I’m just reminding Computer Studies and Computer Technology teachers about the ACSE conference coming up on Saturday, February, 25th at the Seneca@York campus of Seneca College, Toronto.
We’ve got a great lineup for both subject areas, including sessions on the Raspberry Pi, Vex Robotics, Arduinos, Internet of Things, Hummingbird robotics, computer security, Python, Database & Data Science, software testing, Swift, and more.
Registration is just $90 (or $45 for student teachers and retirees), but only until February 17 (this Friday), after which it goes up to $110/$55.
Some of you have asked if you can bring students along, and we think that’s an excellent idea! Just register them using the lower rate of $45 (or $55 after the early-bird rate deadline).
I often get asked which is better — Gmail or Hotmail (or its derivatives outlook or live.ca). The answer for me is so easy: Gmail, and one of the reasons is because it handles phishing attempts so much better than Hotmail.
I only log into my Hotmail account once a month or so, just to keep it alive. This time, there were approximately 20 emails in my inbox. A few were legitimate security alerts created by my Google account, a few were from Microsoft trying to sell me something or other, but the rest (over half) were phishing attempts — bogus emails attempting to get me to click a link where they would prompt me to reveal private details such as account numbers or passwords. Continue reading “Let’s Go Phishing!”
In the original post, the teacher (@Allanahk) had each of her students create a slide in response to “five things my new teacher needs to know about me”. As much as I loved the idea, I wanted my students to have more privacy with this assignment so they’d be more likely to share. So instead, I created a master template in Google Slides that each student would use, with the following prompts: Continue reading “Tell Me About Yourself! (Student Assignment)”
The file was created as a student project by taking a “dirty” dictionary found online and using it to programmatically remove all the inappropriate words from a complete dictionary file, such as this one.
This picture, I’ll admit, was a total accident. I was shooting through some thick brush which, being so out of focus, ended up giving this photo a ghostly, swooshy feel. It wasn’t what I was expecting at all, but I like the effect.

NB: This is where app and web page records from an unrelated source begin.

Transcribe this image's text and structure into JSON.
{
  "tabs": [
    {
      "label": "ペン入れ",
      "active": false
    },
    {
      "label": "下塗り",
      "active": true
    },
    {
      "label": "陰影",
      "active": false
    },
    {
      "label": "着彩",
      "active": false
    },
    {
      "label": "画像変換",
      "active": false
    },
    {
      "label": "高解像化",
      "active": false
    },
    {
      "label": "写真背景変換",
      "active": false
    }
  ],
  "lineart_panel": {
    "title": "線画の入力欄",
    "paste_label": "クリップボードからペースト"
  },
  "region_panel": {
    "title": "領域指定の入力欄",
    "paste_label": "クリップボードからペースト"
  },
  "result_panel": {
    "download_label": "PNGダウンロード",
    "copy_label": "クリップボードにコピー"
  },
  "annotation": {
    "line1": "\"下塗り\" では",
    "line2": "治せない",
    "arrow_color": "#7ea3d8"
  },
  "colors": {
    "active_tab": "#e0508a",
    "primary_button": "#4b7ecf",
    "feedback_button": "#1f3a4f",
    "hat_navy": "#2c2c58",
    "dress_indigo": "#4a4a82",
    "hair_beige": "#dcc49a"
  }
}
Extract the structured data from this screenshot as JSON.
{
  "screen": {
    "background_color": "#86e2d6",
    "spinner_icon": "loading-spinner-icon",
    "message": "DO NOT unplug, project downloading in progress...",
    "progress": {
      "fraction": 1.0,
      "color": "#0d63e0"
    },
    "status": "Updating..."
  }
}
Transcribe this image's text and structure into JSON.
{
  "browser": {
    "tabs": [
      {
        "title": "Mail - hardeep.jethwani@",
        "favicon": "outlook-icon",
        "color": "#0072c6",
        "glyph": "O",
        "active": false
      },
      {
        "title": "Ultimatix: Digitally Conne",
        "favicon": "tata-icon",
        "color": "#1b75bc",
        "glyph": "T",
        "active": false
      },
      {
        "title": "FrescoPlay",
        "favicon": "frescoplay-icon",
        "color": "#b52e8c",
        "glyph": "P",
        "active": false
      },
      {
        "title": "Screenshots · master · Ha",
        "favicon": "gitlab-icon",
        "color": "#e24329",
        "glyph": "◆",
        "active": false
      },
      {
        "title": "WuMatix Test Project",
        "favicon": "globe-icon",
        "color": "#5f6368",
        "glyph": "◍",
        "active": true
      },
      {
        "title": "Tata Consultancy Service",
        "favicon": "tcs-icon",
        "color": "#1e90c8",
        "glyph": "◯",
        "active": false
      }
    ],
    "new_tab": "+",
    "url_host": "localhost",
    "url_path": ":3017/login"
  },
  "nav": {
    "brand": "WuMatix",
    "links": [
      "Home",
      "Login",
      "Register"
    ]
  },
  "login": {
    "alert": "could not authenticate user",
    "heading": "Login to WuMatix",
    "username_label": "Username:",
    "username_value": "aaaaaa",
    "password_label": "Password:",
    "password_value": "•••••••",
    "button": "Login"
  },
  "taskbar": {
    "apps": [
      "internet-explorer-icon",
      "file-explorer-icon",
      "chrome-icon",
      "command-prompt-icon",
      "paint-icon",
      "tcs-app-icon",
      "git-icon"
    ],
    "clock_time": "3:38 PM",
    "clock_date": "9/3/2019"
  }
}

This is an incredibly inspiring video that will appeal not just to the videographers in your classroom but the photographers as well.
In my Communications Technology class, students are asked to watch the video and share a few inspirational quotes or messages they gleaned from it. I often create a Word Cloud with the results, similar to the one below.
Educational Testing Service (ETS) is developing a new licensure assessment for entry-level Computer Science teachers (in the US). A licensure assessment is used to determine whether teacher candidates demonstrate a sufficient level of knowledge and/or skills to enter their profession.
ETS convened a national advisory committee (NAC) of Computer Science teachers, teacher-educators, and representatives of computer science organizations in order to determine which knowledge and/or skills are important for the beginning Computer Science teacher to possess in order to practice safely and effectively. During this NAC meeting, members were asked to consider what Computer Science teachers (at the secondary level) are expected to know at the time of entry into the profession (e.g., the first day or month on the job).
The survey that follows is their attempt to verify the domain of knowledge and/or skills that were identified at the NAC meeting. The entire survey should only take about 20 minutes to complete.